MATERIAL PROVIDED START
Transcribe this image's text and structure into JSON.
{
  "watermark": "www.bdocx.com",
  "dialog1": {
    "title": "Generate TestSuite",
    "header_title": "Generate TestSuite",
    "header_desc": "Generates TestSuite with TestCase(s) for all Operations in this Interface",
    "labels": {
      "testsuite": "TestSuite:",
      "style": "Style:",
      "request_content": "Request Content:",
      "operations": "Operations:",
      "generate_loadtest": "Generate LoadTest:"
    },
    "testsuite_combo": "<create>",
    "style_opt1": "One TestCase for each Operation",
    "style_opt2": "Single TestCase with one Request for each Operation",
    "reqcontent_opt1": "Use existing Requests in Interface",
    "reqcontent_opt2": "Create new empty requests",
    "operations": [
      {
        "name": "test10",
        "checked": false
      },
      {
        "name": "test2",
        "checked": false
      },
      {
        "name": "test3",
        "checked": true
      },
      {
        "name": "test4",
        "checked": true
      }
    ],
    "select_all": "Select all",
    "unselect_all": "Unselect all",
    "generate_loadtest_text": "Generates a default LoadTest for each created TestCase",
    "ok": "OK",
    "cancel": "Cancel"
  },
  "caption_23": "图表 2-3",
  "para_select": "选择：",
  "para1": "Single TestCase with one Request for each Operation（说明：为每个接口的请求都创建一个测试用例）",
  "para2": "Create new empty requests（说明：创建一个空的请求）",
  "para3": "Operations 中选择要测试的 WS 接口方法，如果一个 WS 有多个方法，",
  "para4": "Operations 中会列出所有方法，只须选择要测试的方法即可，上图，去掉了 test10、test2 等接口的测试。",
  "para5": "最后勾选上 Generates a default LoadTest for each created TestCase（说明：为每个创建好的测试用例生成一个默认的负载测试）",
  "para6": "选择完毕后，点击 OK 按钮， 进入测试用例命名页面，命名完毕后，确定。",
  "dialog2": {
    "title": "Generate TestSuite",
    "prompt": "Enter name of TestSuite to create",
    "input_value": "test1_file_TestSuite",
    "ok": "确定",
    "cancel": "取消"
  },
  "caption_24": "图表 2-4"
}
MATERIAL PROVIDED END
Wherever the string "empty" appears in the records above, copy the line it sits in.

    "reqcontent_opt2": "Create new empty requests",
  "para2": "Create new empty requests（说明：创建一个空的请求）",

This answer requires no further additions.